These Irish Pan Haggerty Potatoes feature sliced potatoes, bacon and sauteed Onions, topped with Dubliner Cheese. Great Irish comfort food.
Pan Haggerty is a very nostalgic dish for me. I'd never heard of it until I met my husband. Once we were married, it turned out it was just about the only dish he knew how to make, so he made it often in those early years :)
Over time, I've taken to cooking up the Pan Haggerty. This is my version - potatoes, cooked to creamy goodness in a bit of chicken stock, layered with crispy bacon bits and sauteed onion and topped off with a generous layer of melted Dubliner cheese.
It takes a little extra time to cook up the bacon and onions, but I think it's well worth it. If you're feeling lazy, it's perfectly fine to just layer some finely diced (uncooked) onion with the potatoes and skip the bacon, if you like. The potatoes in this dish cook covered on the stove-top. My skillet doesn't have a lid, so I just cover it with foil. It takes about 20 minutes. Since I can't seem to pass up an opportunity to have some crispy potato bits, my dish then makes a trip to the oven to crisp up a bit under the broiler before I put the cheese. Once they top potatoes have browned, I add a generous layer of Dubliner and put it back under the broiler until it's bubbly and browned.
The amount of chicken stock you put in to your potatoes will vary slightly with the size of your pan. My 8-inch skillet takes a bit over a cup. The exact amount is not critical though.
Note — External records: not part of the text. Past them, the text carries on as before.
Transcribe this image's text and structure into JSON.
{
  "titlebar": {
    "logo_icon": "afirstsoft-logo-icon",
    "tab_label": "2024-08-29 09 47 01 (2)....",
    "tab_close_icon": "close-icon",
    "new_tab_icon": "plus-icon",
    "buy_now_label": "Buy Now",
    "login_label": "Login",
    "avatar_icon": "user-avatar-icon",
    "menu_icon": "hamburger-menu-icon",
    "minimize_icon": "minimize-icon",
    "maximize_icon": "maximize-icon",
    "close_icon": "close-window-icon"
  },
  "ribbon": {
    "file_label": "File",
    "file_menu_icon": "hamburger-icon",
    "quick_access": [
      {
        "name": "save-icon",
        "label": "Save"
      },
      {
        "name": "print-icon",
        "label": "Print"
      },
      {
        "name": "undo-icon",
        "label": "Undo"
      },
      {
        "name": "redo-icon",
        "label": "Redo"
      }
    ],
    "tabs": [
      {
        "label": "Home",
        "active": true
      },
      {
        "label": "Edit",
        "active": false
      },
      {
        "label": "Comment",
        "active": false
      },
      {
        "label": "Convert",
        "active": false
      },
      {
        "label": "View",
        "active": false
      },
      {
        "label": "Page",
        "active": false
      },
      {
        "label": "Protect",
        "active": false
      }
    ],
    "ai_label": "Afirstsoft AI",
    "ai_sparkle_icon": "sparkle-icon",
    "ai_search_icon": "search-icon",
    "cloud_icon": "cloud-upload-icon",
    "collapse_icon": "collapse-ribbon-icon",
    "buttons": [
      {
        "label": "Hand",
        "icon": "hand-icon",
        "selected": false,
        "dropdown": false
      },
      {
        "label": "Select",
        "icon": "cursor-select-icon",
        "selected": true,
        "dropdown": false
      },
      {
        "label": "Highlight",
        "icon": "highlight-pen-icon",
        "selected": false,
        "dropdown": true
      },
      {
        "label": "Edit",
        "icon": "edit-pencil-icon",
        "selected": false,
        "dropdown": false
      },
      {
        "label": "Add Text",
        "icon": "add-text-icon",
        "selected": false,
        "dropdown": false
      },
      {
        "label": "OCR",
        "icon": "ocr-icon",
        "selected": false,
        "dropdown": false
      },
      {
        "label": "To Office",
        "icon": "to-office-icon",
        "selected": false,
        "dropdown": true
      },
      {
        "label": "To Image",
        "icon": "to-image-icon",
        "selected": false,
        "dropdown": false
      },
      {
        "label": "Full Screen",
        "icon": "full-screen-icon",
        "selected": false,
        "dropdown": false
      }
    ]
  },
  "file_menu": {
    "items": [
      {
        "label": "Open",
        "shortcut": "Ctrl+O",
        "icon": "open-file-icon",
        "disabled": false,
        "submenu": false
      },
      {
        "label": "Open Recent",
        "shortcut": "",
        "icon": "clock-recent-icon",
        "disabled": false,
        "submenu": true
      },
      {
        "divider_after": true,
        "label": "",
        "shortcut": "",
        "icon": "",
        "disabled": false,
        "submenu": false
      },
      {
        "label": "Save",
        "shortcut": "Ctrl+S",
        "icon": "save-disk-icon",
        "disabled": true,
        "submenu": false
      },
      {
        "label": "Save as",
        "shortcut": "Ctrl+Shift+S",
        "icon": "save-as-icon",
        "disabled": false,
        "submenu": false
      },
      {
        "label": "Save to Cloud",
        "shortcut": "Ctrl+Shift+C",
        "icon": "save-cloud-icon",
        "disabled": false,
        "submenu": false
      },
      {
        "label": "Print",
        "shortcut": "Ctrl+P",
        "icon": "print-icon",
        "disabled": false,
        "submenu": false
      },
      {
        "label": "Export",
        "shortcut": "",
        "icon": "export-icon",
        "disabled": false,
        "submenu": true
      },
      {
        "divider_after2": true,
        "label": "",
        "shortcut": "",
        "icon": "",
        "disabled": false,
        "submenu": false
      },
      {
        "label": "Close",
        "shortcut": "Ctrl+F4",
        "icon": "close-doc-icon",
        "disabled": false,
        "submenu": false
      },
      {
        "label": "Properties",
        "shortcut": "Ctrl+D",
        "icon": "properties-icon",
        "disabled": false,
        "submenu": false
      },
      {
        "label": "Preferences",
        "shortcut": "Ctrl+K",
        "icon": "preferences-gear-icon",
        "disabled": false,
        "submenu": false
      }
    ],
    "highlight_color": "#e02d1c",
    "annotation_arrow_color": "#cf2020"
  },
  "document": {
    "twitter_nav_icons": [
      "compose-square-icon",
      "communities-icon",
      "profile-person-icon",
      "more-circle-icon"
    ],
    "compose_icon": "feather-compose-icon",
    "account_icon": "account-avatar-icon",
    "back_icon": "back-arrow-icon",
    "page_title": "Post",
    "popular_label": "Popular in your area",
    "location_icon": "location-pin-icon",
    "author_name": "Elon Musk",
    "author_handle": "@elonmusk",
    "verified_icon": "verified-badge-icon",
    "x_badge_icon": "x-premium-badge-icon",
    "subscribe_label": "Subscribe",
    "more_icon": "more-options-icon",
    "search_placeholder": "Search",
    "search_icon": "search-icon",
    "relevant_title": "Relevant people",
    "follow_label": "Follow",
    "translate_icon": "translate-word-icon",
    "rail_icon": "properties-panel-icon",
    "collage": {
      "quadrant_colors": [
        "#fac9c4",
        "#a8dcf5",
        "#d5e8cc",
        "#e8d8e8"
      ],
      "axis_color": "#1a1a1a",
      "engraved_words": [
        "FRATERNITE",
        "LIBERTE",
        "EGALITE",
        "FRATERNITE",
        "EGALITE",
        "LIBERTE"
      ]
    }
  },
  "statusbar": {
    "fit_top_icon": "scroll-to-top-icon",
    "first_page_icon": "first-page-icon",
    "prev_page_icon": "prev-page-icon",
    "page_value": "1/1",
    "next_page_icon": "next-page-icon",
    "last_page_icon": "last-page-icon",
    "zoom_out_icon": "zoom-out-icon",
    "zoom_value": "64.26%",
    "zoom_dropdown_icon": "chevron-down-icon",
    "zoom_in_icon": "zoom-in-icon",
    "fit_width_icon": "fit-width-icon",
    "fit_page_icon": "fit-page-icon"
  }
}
You want to add enough to cover the bottom of the pan to cook the potatoes, but if you add too much and you have a bit of stock left in the bottom of the pan when it's done and you cut it, simply spoon it off and you're good to go.
Obviously you can use whatever kind of cheese you like on top of this dish, but honestly, Dubliner is hard to beat. What ever cheese you pick, go for something that has enough flavour to hold it's own - an aged cheddar, Swiss, Gruyere, Asiago etc.
Another nice variation is to increase the amount of onion and to caramelized them by cooking them longer. This is especially nice when it's served as a side with dinner. As well, sprinkling a little extra cheese with the layers of potatoes would never be a bad thing. As for the potatoes, I used Yukon Gold (yellow-fleshed potatoes) in this one. White potatoes are great, as well. I don't suggest Russets, as they don't tend to hold up as well.
Pan Haggerty is a great side-dish for dinner or next to some eggs for a weekend breakfast (or breakfast for dinner). Of course, it's also perfectly acceptable to just sit down with a bowl of it all on it's own.
- 4 slices bacon, diced
- 1 medium yellow onion, sliced or diced
- 6 medium potatoes, thinly sliced into rounds(White potatoes or Yukon Gold - not Russets)
- 1 cup chicken stock, plus more if needed
- Salt and freshly ground black pepper, (*remember that the stock will add some salt to the dish)
- 1 cup Dubliner cheese, grated (or try Swiss, Gruyere, Asiago, aged Cheddar etc.)
- In an oven-proof skillet over medium heat, heat a small amount of oil or butter over medium heat and add the onions and a pinch of white sugar. Cook, stirring often, until onions are golden, about 10 minutes. Remove from pan and place in a small bowl. In the same pan, fry the bacon until browned and slightly crisp. Remove from the pan and combine in the bowl with the reserved onion.
- In the same pan used to cook the bacon, arrange a layer of the sliced potatoes in the bottom of the pan. Sprinkle with 1/3 of the onion/bacon mixture. Add another layer of potatoes and another 1/3 of the bacon/onion mixture. Season lightly with salt and pepper (remember the chicken stock will add some salt to this dish, as well). Add another layer of potatoes and the final 1/3 of the onion/bacon mixture. Top with a final layer of potatoes. Pour about a cup of chicken stock over the potatoes. The goal is to cover the bottom and come up the sides just a bit. You may need a bit more than a cup if your skillet is larger.
- Increase the heat to medium high and bring the stock to a boil. Cover the pan with a lid or a piece of tin foil and reduce the heat to a low. Simmer for 15-20 minutes, or until the potatoes are tender (test by inserting a sharp knife into it. It should pass easily, without resistance..
- Heat your oven broiler with the rack in the top position. Uncover the pan and place the skillet under the broiler for about 5 minutes, or until the top potatoes have browned. Remove and top with grated cheese. Return to the broiler and heat until cheese is melted and browned, about 5 minutes more. To serve, cut wedges from the pan. (If you have any excess stock left in the bottom of the pan, simply spoon it off).
Nutritional information provided for general guidance only and should not be relied upon to make personal health decisions.